While the Florida Manatee Sanctuary Act was signed in 1978, the year Graham took office as governor, the club was founded in 1981 through a unique collaboration between Graham and singer Jimmy Buffett.

The pair met backstage at one of Buffett’s shows.

“They introduced him to Jimmy and they got talking and Jimmy mentioned to the governor that he was concerned about manatee protection.”

From there, Graham created the “Save the Manatees Committee” and Buffett was appointed chairman. At this point, Rose was the federal manatee recovery activities coordinator for the U.S. Fish and Wildlife Service. He was then selected to be the first scientific advisor of the committee.

“Manatees were really that peaceful, really gentle species, even as large and powerful as they were as a marine mammal,” said Rose. “It really represented something that if you could save them, then you could help save those aquatic ecosystems.”

Manatees would graze then move to another area. The feeding area they left behind would eventually grow, creating new ecosystems for more fish to survive in. Rose says human intervention is what has caused all the problems for manatees.

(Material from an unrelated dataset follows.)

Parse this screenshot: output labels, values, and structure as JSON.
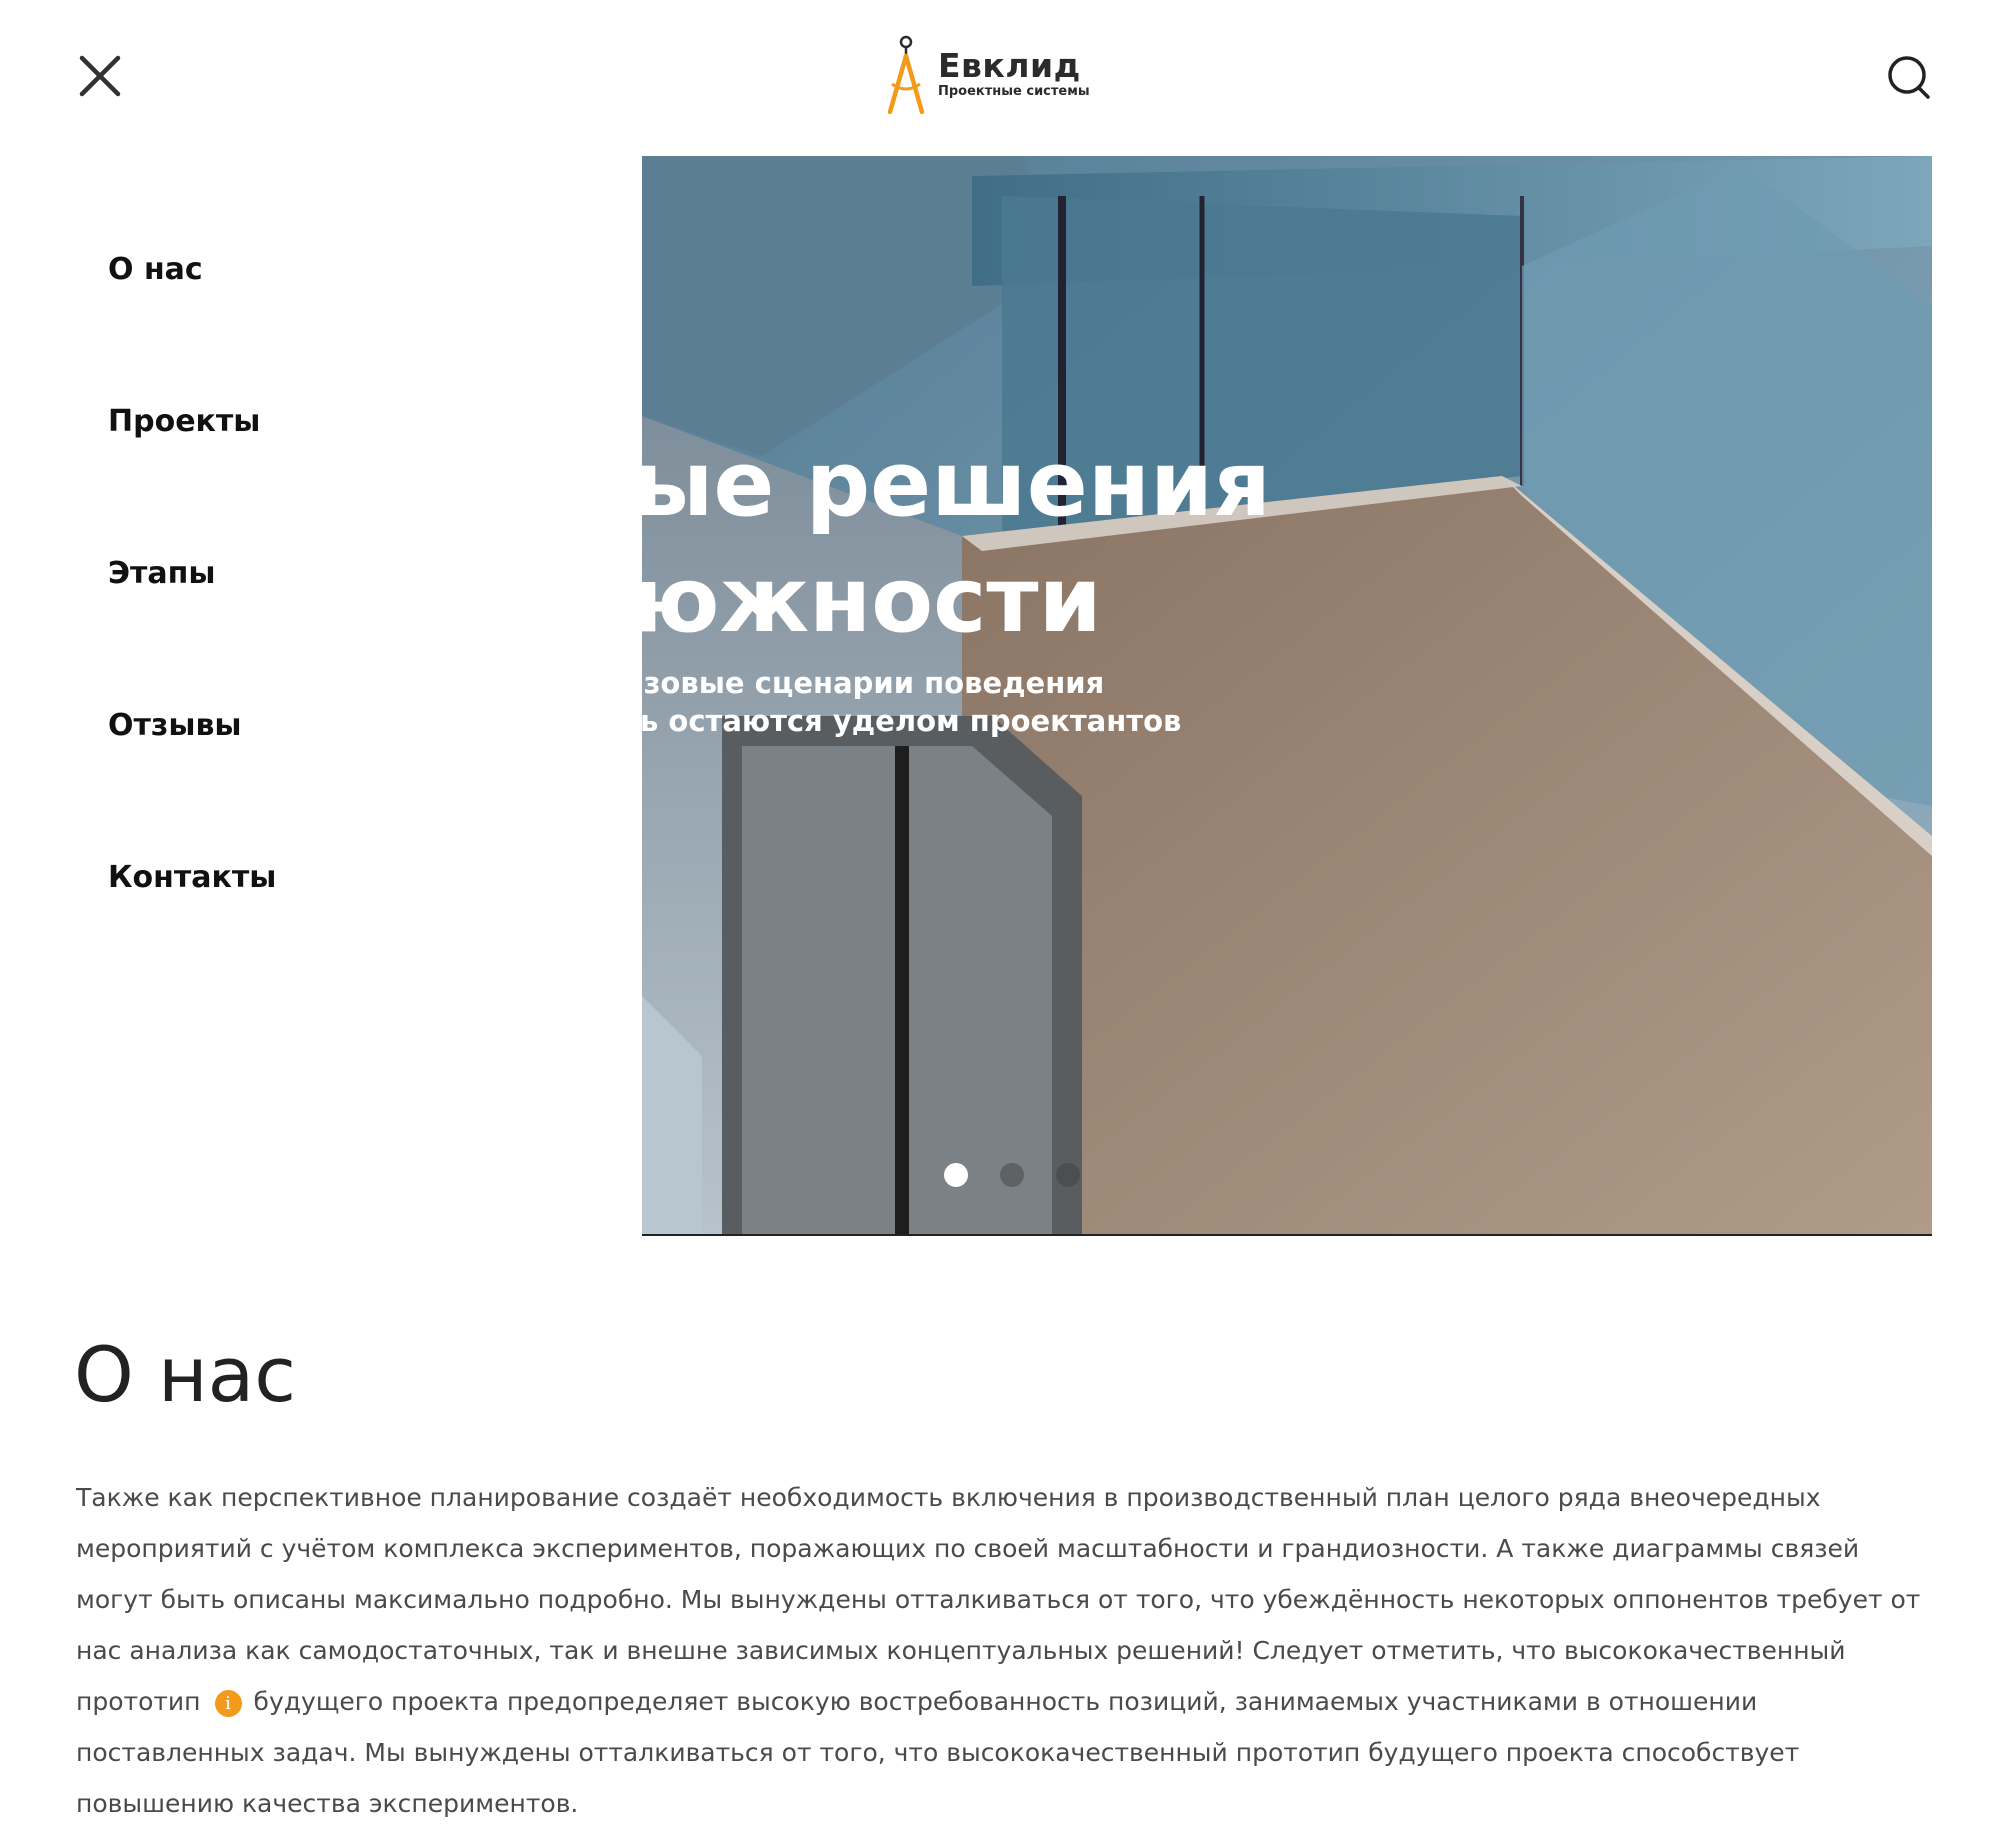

“As Florida began to develop dredging and filling and impacting both seagrasses and other aspects of the habitat and water quality, it was obvious that if that didn't change, and we didn't do a better job of protecting Florida itself, that species like the manatee were going to be in further trouble.”

Rose says if manatees die, it’s because the state isn’t doing what it needs to to protect our aquatic systems. And he knows Graham and Buffett believed the same thing. He says their unique coupling is what helped give life to the manatee club. Like with everything he did, Graham had a vision and the right group of people to see it through.

“If you look at almost any issue, growth management, it's all better off,” Rose said. “It's not where it needs to be, but I hate to even think about where we would be if it weren't for the service that Bob Graham gave to Florida in so many different ways.

As the executive producer of WUSF's Florida Matters, I aim to create a show and podcast that makes all Floridians feel seen and heard. That's also my assignment as a producer for The Florida Roundup. In any role, my goal is always to amplify the voices often overlooked.
I am the host of WUSF’s weekly public affairs show Florida Matters, where I get to indulge my curiosity in people and explore the endlessly fascinating stories that connect this community.